Women Veteran Empowerment
Women are the fastest-growing population entering the armed services, so too are they the fastest-growing population of veterans. While the armed forces offer benefits to those who join, it is imperative that women veterans are given every opportunity to succeed post-service.
According to a RAND report published in 2022, women veterans are less likely to be
unemployed but are more likely to be living in poverty, with their median earnings of approximately 20% less than their male counterparts. There are a lot of factors that play into this, and in order to better serve this growing population of women veterans, the following should be addressed:
Women veterans may not be getting the appropriate access to treatment options for their mental health and/or physical health needs, including those who have experienced military sexual trauma. Although there are a plethora of VA programs that have been implemented to try to address the need for MST-specific treatment and to serve better women veterans, there are still barriers to mental health treatment and access to VA services, including gender-specific physical healthcare programs and treatment options.
Women are often the primary caregivers and are twice as likely to have children living at home. Without adequate childcare services and/or programs to help offset childcare costs, more women veterans will be kept from the workforce and/or will be compelled to take lesser-paying jobs with (or without) flexible schedules in order to care for their children. Additionally, women veterans are more likely to be divorced or separated than their male and civilian counterparts, putting an extra burden on them as the primary earners.
The following are programs and/or organizations that can help empower women veterans as
they transition from active duty service to the civilian workforce, as well as those who are

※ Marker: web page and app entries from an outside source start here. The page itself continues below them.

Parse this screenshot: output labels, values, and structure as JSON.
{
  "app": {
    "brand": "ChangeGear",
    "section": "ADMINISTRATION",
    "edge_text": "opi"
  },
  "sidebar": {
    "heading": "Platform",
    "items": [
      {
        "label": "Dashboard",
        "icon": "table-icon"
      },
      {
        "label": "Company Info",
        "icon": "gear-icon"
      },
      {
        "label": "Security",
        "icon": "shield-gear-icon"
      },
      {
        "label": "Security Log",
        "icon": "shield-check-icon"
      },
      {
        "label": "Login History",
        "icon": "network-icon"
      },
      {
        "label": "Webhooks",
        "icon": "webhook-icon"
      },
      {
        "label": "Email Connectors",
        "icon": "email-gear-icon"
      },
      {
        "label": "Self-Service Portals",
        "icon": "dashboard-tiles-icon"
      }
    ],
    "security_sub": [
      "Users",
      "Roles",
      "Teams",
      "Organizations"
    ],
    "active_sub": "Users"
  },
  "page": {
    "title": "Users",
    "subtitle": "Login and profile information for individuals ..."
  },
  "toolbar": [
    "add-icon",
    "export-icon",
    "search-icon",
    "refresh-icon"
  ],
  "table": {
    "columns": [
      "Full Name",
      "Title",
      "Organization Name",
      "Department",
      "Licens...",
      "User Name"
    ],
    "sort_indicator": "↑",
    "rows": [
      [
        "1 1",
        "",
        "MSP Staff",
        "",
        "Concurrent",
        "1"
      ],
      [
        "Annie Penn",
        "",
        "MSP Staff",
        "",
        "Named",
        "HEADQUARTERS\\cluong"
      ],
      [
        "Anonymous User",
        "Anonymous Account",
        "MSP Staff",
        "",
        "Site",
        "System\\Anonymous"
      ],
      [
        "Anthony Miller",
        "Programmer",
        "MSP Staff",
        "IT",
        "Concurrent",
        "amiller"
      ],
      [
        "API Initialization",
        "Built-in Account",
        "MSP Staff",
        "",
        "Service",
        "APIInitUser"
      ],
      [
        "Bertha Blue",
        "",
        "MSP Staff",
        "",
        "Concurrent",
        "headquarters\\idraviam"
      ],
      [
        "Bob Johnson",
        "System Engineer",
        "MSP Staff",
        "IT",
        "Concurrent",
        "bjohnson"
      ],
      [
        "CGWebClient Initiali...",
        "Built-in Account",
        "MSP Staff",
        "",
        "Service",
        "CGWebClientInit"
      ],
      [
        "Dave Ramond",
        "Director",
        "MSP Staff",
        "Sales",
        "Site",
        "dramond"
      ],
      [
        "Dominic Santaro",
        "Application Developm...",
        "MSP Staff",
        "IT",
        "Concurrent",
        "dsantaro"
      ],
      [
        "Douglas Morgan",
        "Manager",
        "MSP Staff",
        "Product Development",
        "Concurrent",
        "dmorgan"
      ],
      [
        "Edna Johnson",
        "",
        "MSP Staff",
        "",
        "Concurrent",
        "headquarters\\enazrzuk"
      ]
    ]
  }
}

looking to kickstart a new career and/or business:
● The Department of Veterans Affairs (VA) Women Veteran-Owned Small Business
Initiative (WVOSBI) is committed to fostering diversity and promoting minority and
women Veterans in business. Since its inception in 2019, VA OSDBU’s WVOSBI has
focused on giving opportunities to women Veterans by providing programming and
access to economic opportunities. WVOSBI works to enable women Veterans by
connecting them to networking and collaborative opportunities with Federal agencies
and commercial, non-profit, and educational entities. WVOSBI aims to help more
women-owned businesses become prime vendors and assist VA in achieving its 5% WOSB contracting goal. Learn more about the initiative’s offerings here.
● The Department of Labor Veterans' Employment and Training Service - VETS prepares
America's veterans, transitioning service members, and military spouses for meaningful
careers provide them with employment resources and expertise, protect their
employment rights, and promote their employment opportunities.
● State-specific organizations:
○ CA: Foundation for Women Veterans - The Foundation for Women Veterans
programs are designed to enhance the personal and economic well-being of
Military and Veteran Women’s Coalition
women veterans and address the growing needs of the increasing population of
military women transitioning to civilian life.
○ MA: Economic Empowerment for Veterans - The Office of Economic
Empowerment is dedicated to supporting veterans. Many veterans face financial
struggles every day. In response, the state of Massachusetts has created a plan
called Operation Money Wise, which seeks to increase the availability of financial
education programming designed specifically for military personnel and their
families. The Money After Military series connects Veterans, Military members,
and their families with experts and organizations that focus on supporting this
group of people.
○ MD: Women Veterans/Inclusion Program - The MDVA Women Veterans/Inclusion
The program was established in August 2021 to collaborate with the United States
Department of Veterans Affairs, state and local governments, and community
organizations to coordinate events to raise awareness of the needs of Maryland’s
women, minorities, and underserved veteran populations. A statewide advisory
group has convened to identify resources to support and advocate on behalf of
this group of veterans.
○ TX: Veteran, Minority & Women-Owned Business Resources - Click here to learn
more about the resources and organizations dedicated to helping veterans,
minority and women-owned businesses start and grow in Texas.
○ VA: Virginia’s Women Veterans Program (VWVP) provides access to community
resources to educate, unify, and empower Virginia’s women veterans, who have
served in the military in all eras by ensuring they received timely yet appropriate
transition and benefits support/ employment and education outreach; health and
Department of Labor, Veterans Employment and Training Services, National Women Veterans
Director, Nancy Glowacki